Pfister also points out how the institution of the medical community also helped reinforce female participation in sports as too strenuous or grueling for women based on a primarily male assessment of female ability and biology. Such institutions help reinforce the notion that women are somehow less capable or less qualified to participate in sport than males solely on the basis of biology and physiology. Such notions become ingrained in culture and end up limiting opportunities for women who might be able to shatter such unfounded notions. Pfister points out this phenomenon when she explains how the medical communityĂs influence shaped peopleĂs attitudes about women participating in sports, ˘Especially difficult to shake off was the idea that prolonged exertion might be harmful to the health of girls and women÷ (12).
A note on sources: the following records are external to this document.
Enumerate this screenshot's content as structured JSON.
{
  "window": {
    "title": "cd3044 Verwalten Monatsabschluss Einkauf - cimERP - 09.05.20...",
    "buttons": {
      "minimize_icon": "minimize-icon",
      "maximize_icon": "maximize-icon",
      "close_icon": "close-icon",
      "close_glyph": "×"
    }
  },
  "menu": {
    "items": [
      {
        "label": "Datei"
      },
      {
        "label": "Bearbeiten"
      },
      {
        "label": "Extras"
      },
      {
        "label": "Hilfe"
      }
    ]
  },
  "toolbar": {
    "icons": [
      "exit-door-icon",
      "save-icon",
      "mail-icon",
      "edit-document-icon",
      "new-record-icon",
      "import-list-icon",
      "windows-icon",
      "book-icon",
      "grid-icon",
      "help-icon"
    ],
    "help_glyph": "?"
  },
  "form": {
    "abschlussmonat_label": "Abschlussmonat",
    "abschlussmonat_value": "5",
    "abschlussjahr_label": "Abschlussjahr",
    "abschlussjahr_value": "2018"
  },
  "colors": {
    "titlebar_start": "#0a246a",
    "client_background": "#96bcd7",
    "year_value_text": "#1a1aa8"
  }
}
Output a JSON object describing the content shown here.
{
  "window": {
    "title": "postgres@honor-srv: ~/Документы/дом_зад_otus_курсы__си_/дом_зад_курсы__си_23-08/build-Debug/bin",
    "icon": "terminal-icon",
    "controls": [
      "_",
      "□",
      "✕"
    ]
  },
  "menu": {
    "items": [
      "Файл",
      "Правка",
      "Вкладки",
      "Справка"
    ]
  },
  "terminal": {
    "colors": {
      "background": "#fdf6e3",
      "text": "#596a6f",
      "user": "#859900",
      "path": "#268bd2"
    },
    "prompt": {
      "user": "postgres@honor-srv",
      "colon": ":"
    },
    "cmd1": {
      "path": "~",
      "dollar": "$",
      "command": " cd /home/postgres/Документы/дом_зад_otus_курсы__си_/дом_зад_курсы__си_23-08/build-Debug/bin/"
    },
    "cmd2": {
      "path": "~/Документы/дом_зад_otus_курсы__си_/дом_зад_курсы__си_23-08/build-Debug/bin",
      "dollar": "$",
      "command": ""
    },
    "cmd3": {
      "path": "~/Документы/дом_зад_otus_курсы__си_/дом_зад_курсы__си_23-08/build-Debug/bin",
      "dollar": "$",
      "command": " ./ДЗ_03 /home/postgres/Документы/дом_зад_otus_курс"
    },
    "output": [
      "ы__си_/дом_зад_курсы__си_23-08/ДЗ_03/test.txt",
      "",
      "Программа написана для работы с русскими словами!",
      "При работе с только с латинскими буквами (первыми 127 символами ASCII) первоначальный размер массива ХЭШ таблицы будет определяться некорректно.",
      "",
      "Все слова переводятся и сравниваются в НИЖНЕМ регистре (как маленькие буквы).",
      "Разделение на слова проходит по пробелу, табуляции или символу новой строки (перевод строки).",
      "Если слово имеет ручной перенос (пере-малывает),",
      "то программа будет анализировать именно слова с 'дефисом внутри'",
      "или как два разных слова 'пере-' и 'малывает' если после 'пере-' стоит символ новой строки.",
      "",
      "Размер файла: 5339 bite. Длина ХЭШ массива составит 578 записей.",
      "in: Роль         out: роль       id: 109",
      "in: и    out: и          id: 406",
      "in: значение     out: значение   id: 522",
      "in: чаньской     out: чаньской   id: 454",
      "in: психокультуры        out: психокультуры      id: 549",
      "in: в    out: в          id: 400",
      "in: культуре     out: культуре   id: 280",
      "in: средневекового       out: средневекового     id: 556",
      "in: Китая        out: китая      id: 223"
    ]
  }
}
2) If economics, the status quo, legislation and the media determine the perceptions of women in sports and if women in sports must work within the framework of male models of sport, how can women achieve a voice that will enable them to change the status quo and create their own model of sport participation and involvement?
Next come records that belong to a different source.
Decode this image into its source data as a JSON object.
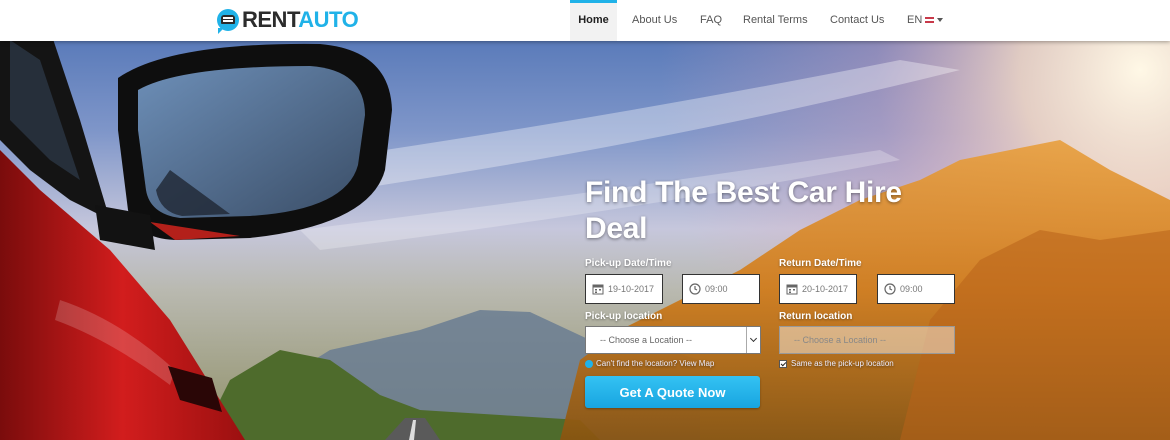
{
  "logo": {
    "rent": "RENT",
    "auto": "AUTO"
  },
  "nav": {
    "items": [
      {
        "label": "Home",
        "active": true
      },
      {
        "label": "About Us",
        "active": false
      },
      {
        "label": "FAQ",
        "active": false
      },
      {
        "label": "Rental Terms",
        "active": false
      },
      {
        "label": "Contact Us",
        "active": false
      }
    ],
    "language": "EN"
  },
  "hero": {
    "title": "Find The Best Car Hire Deal"
  },
  "form": {
    "pickup_datetime_label": "Pick-up Date/Time",
    "return_datetime_label": "Return Date/Time",
    "pickup_date": "19-10-2017",
    "pickup_time": "09:00",
    "return_date": "20-10-2017",
    "return_time": "09:00",
    "pickup_location_label": "Pick-up location",
    "return_location_label": "Return location",
    "pickup_location_value": "-- Choose a Location --",
    "return_location_value": "-- Choose a Location --",
    "cant_find_text": "Can't find the location? View Map",
    "same_as_pickup_text": "Same as the pick-up location",
    "same_as_pickup_checked": true,
    "submit_label": "Get A Quote Now"
  },
  "colors": {
    "accent": "#20b2e8",
    "button": "#20b2e8"
  },
  "icons": [
    "calendar-icon",
    "clock-icon",
    "chevron-down-icon",
    "uk-flag-icon"
  ]
}
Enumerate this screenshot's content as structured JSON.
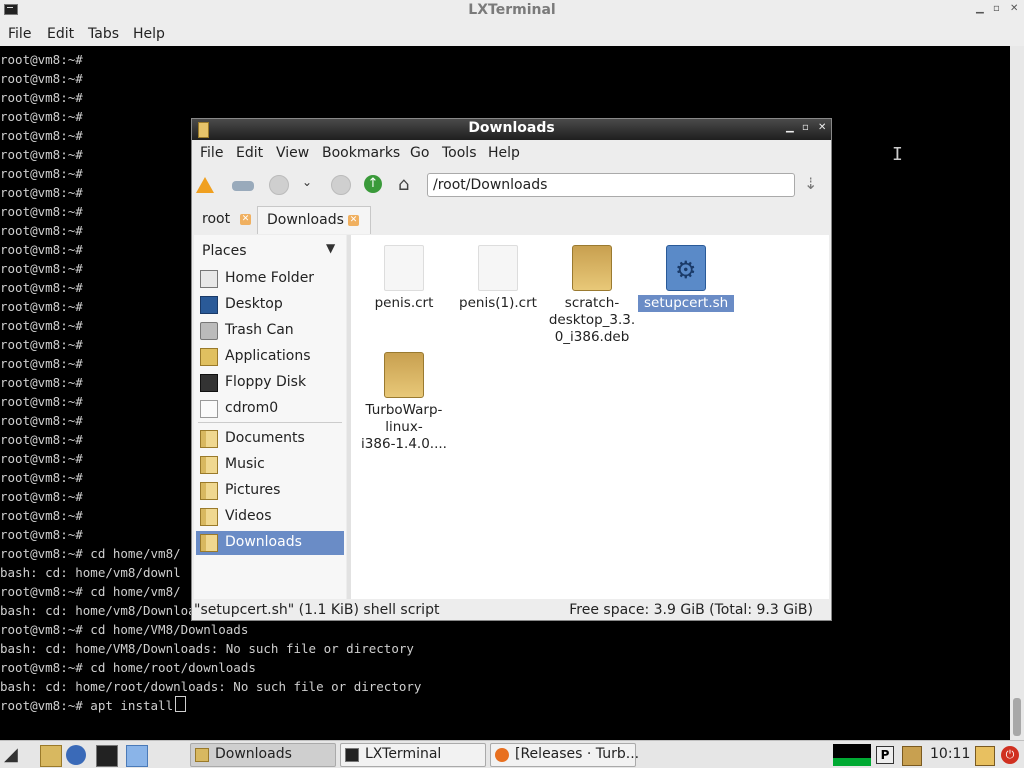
{
  "terminal": {
    "title": "LXTerminal",
    "menu": [
      "File",
      "Edit",
      "Tabs",
      "Help"
    ],
    "lines": [
      "root@vm8:~#",
      "root@vm8:~#",
      "root@vm8:~#",
      "root@vm8:~#",
      "root@vm8:~#",
      "root@vm8:~#",
      "root@vm8:~#",
      "root@vm8:~#",
      "root@vm8:~#",
      "root@vm8:~#",
      "root@vm8:~#",
      "root@vm8:~#",
      "root@vm8:~#",
      "root@vm8:~#",
      "root@vm8:~#",
      "root@vm8:~#",
      "root@vm8:~#",
      "root@vm8:~#",
      "root@vm8:~#",
      "root@vm8:~#",
      "root@vm8:~#",
      "root@vm8:~#",
      "root@vm8:~#",
      "root@vm8:~#",
      "root@vm8:~#",
      "root@vm8:~#",
      "root@vm8:~# cd home/vm8/",
      "bash: cd: home/vm8/downl",
      "root@vm8:~# cd home/vm8/",
      "bash: cd: home/vm8/Downloads: No such file or directory",
      "root@vm8:~# cd home/VM8/Downloads",
      "bash: cd: home/VM8/Downloads: No such file or directory",
      "root@vm8:~# cd home/root/downloads",
      "bash: cd: home/root/downloads: No such file or directory",
      "root@vm8:~# apt install"
    ]
  },
  "filemanager": {
    "title": "Downloads",
    "menu": [
      "File",
      "Edit",
      "View",
      "Bookmarks",
      "Go",
      "Tools",
      "Help"
    ],
    "path": "/root/Downloads",
    "tabs": [
      {
        "label": "root",
        "active": false
      },
      {
        "label": "Downloads",
        "active": true
      }
    ],
    "places_title": "Places",
    "places": [
      {
        "label": "Home Folder",
        "icon": "home-folder-icon"
      },
      {
        "label": "Desktop",
        "icon": "desktop-icon"
      },
      {
        "label": "Trash Can",
        "icon": "trash-icon"
      },
      {
        "label": "Applications",
        "icon": "applications-icon"
      },
      {
        "label": "Floppy Disk",
        "icon": "floppy-icon"
      },
      {
        "label": "cdrom0",
        "icon": "cdrom-icon"
      }
    ],
    "bookmarks": [
      {
        "label": "Documents",
        "icon": "folder-icon"
      },
      {
        "label": "Music",
        "icon": "folder-icon"
      },
      {
        "label": "Pictures",
        "icon": "folder-icon"
      },
      {
        "label": "Videos",
        "icon": "folder-icon"
      },
      {
        "label": "Downloads",
        "icon": "folder-icon",
        "selected": true
      }
    ],
    "files": [
      {
        "name": "penis.crt",
        "type": "document"
      },
      {
        "name": "penis(1).crt",
        "type": "document"
      },
      {
        "name": "scratch-desktop_3.3.0_i386.deb",
        "display": [
          "scratch-",
          "desktop_3.3.",
          "0_i386.deb"
        ],
        "type": "package"
      },
      {
        "name": "setupcert.sh",
        "type": "script",
        "selected": true
      },
      {
        "name": "TurboWarp-linux-i386-1.4.0....",
        "display": [
          "TurboWarp-",
          "linux-",
          "i386-1.4.0...."
        ],
        "type": "package"
      }
    ],
    "status_left": "\"setupcert.sh\" (1.1 KiB) shell script",
    "status_right": "Free space: 3.9 GiB (Total: 9.3 GiB)"
  },
  "taskbar": {
    "tasks": [
      {
        "label": "Downloads",
        "active": true
      },
      {
        "label": "LXTerminal",
        "active": false
      },
      {
        "label": "[Releases · Turb...",
        "active": false
      }
    ],
    "tray_p": "P",
    "clock": "10:11"
  }
}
One can see that these articles add to a greater understanding of female participation in sports and its impact on both males and females. However, it also clearly exposes the connection between economics, legislation, the media, and the power of the status quo in forming mainstream values and attitudes. So, too, such elements influence the psyche of women who participate in sports as much as they underlie the perception of different roles for women and men. Only when such influences work to promote a true level playing field in sports will female participation actually increase self-control and enable a fulfilling personal and professional life for women.
Chandler, J. The Media, pp. 711-717.
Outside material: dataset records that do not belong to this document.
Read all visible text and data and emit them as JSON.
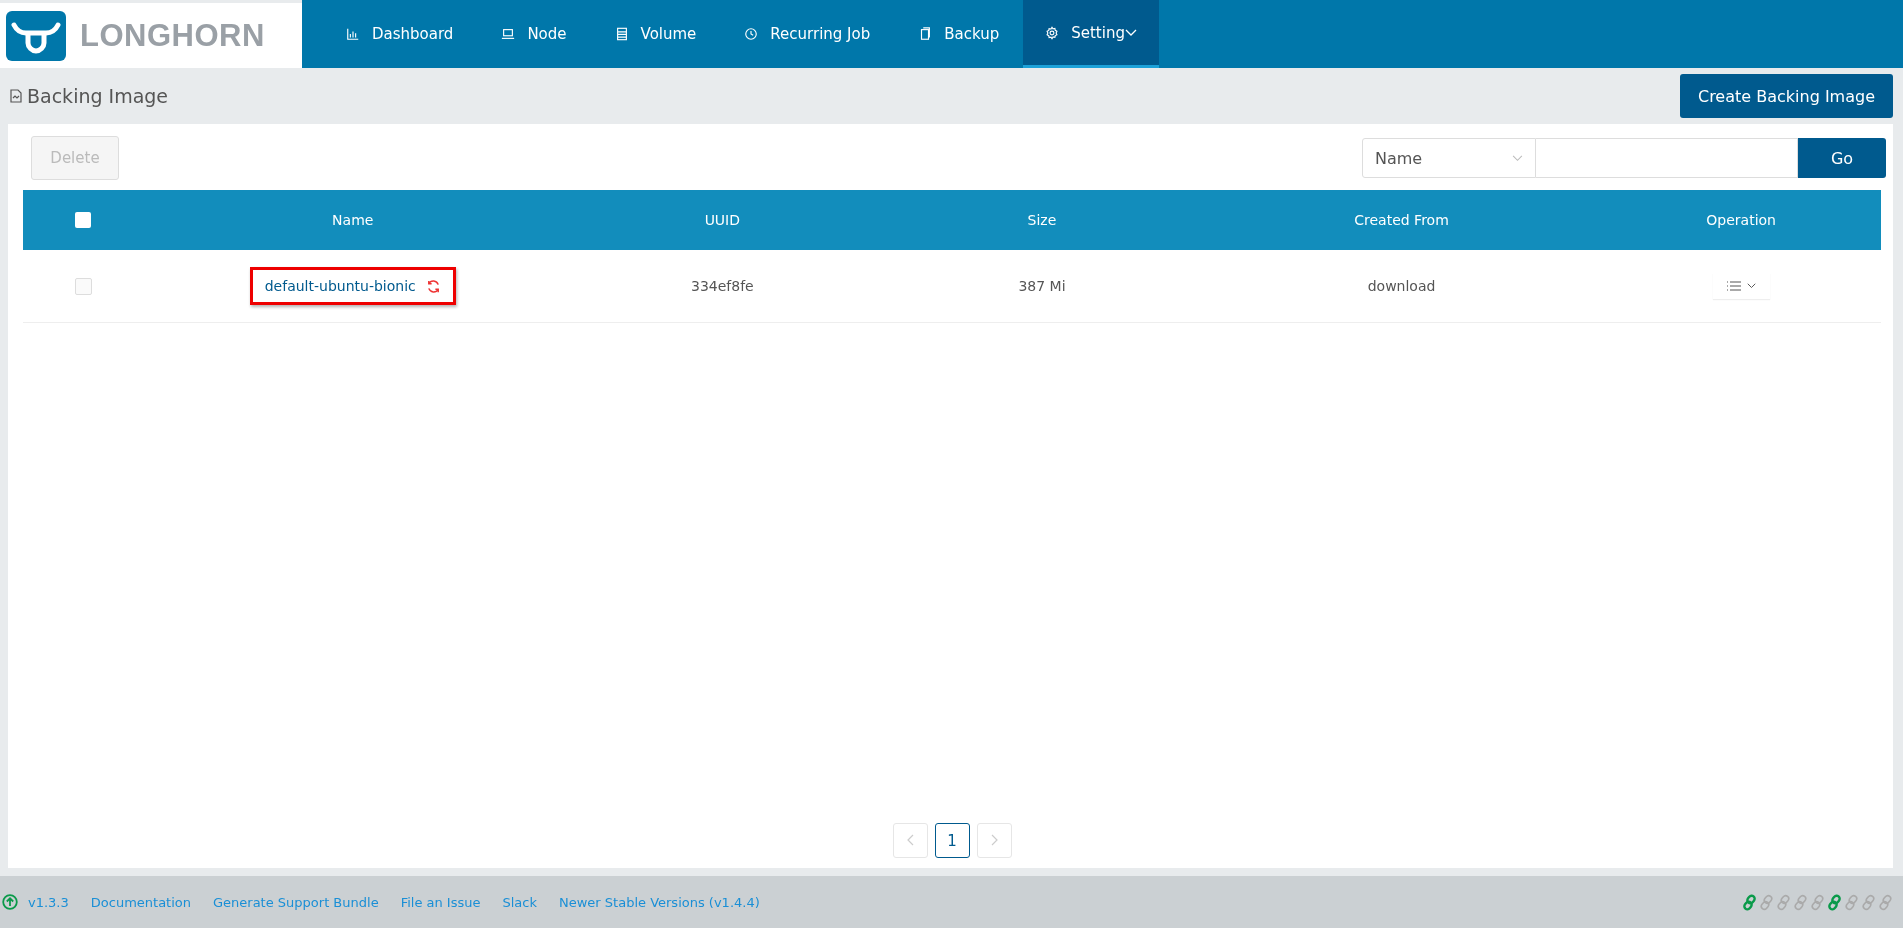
{
  "brand": {
    "name": "LONGHORN"
  },
  "nav": [
    {
      "label": "Dashboard",
      "kind": "chart",
      "selected": false
    },
    {
      "label": "Node",
      "kind": "laptop",
      "selected": false
    },
    {
      "label": "Volume",
      "kind": "list",
      "selected": false
    },
    {
      "label": "Recurring Job",
      "kind": "clock",
      "selected": false
    },
    {
      "label": "Backup",
      "kind": "copy",
      "selected": false
    },
    {
      "label": "Setting",
      "kind": "gear",
      "selected": true,
      "dropdown": true
    }
  ],
  "page": {
    "title": "Backing Image",
    "create_button": "Create Backing Image"
  },
  "toolbar": {
    "delete_button": {
      "label": "Delete",
      "disabled": true
    },
    "search": {
      "field": "Name",
      "go": "Go"
    }
  },
  "table": {
    "header_checked": false,
    "columns": [
      "Name",
      "UUID",
      "Size",
      "Created From",
      "Operation"
    ],
    "rows": [
      {
        "checked": false,
        "name": "default-ubuntu-bionic",
        "syncing": true,
        "highlighted": true,
        "uuid": "334ef8fe",
        "size": "387 Mi",
        "created_from": "download"
      }
    ]
  },
  "pagination": {
    "prev_disabled": true,
    "next_disabled": true,
    "pages": [
      {
        "label": "1",
        "selected": true
      }
    ]
  },
  "footer": {
    "links": [
      {
        "label": "v1.3.3",
        "kind": "version"
      },
      {
        "label": "Documentation",
        "kind": "link"
      },
      {
        "label": "Generate Support Bundle",
        "kind": "link"
      },
      {
        "label": "File an Issue",
        "kind": "link"
      },
      {
        "label": "Slack",
        "kind": "link"
      },
      {
        "label": "Newer Stable Versions (v1.4.4)",
        "kind": "link"
      }
    ],
    "connections": [
      {
        "connected": true
      },
      {
        "connected": false
      },
      {
        "connected": false
      },
      {
        "connected": false
      },
      {
        "connected": false
      },
      {
        "connected": true
      },
      {
        "connected": false
      },
      {
        "connected": false
      },
      {
        "connected": false
      }
    ]
  }
}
The two discussion questions I would like to pose are as follows:
If athletic budgets do not increase and schools want to ma